The book, titled The Good Girls: An Ordinary Killing, is written by award-winning reporter and writer Sonia Faleiro and will hit the stands on January 25. It claims to tell the “true story” of two girls, cousins aged 16 and 14, who went missing one night from their home in Badaun, Uttar Pradesh and were discovered hanging from a mango tree on May 28, 2014. “I hope this book will engross readers until the very end, and expand their understanding of village life, and what it means to be a young woman with a head full of hope and dreams in India today,” Faleiro, author of Beautiful Thing: Inside the Secret World of Bombay’s Dance Bars, told PTI.
Delighted to see my new book The Good Girls: An Ordinary Killing on this fantastic list. https://t.co/tgxNfQibHN
— Sonia Faleiro (@soniafaleiro) January 11, 2021
“Through the intimate and immersive story of the teenagers’ lives, and then deaths, we learn how communities, politicians, police, the media, and the criminal justice system can impact women’s lives, pushing them towards sometimes terrible outcomes,” she added. The alleged incident of rape and murder of the two girls, which had triggered a nationwide outrage, was investigated by the CBI. The CBI, in its closure report submitted in Badaun’s POCSO (Protection of Children from Sexual Offences) court, had said that the girls committed suicide and were neither raped nor murdered.

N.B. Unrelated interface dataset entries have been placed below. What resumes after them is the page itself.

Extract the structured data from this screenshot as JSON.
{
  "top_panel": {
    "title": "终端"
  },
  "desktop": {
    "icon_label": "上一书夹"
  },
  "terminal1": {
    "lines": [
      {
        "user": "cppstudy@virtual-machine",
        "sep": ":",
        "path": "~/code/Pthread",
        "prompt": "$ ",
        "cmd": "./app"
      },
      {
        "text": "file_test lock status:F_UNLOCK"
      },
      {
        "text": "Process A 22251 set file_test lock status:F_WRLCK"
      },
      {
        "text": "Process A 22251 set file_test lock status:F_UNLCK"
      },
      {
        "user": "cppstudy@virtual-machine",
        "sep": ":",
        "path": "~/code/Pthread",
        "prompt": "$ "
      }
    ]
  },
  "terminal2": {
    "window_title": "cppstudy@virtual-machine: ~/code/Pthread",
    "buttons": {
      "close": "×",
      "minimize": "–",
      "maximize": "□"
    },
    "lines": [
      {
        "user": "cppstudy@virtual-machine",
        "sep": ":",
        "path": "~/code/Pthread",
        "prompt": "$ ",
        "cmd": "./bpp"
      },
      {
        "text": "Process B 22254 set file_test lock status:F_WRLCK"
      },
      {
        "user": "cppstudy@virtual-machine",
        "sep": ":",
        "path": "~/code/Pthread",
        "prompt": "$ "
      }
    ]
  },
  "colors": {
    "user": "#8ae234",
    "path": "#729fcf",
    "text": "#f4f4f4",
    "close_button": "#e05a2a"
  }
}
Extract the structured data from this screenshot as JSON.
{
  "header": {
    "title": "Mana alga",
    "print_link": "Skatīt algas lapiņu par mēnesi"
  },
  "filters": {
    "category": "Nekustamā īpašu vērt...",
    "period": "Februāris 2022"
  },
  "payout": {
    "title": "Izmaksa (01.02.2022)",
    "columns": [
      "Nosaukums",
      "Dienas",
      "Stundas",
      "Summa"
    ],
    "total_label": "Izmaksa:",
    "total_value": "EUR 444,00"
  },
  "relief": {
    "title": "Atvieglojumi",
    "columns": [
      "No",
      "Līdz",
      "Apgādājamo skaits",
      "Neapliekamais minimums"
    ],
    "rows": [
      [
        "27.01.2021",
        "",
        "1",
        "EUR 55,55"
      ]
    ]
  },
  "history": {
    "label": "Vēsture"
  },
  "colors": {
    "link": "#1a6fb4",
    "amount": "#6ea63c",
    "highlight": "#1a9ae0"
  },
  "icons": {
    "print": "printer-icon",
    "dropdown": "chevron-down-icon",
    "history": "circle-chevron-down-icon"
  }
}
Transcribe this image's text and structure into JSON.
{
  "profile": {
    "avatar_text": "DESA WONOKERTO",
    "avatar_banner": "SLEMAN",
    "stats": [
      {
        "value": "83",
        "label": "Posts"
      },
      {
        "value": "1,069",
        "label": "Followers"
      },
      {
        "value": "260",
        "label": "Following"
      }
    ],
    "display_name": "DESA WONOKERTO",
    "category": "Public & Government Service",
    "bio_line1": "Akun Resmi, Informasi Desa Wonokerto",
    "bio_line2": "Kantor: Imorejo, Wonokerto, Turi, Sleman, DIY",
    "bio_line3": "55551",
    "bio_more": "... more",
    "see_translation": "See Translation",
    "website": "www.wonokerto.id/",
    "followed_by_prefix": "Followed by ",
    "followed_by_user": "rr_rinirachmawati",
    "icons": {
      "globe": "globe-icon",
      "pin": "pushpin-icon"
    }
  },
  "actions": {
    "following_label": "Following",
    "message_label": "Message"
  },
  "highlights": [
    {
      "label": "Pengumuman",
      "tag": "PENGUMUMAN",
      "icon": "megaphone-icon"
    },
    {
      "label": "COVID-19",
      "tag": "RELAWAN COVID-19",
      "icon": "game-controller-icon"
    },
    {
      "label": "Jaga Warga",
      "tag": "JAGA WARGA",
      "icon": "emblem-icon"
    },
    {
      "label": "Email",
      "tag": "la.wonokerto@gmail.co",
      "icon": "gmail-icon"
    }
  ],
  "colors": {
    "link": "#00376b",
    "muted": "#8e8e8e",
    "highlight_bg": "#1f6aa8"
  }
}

The court in 2015 had rejected CBI’s closure report.
According to publishing house Penguin, the book, which is a result of “six years” of painstaking investigation, dares to ask: “What is the human cost of shame?”. “Slipping deftly behind political manoeuvring, caste systems and codes of honour in a village in northern India, ‘The Good Girls’ returns to the scene of Padma and Lalli’s short lives and tragic deaths, and dares to ask: what is the human cost of shame?,” it said.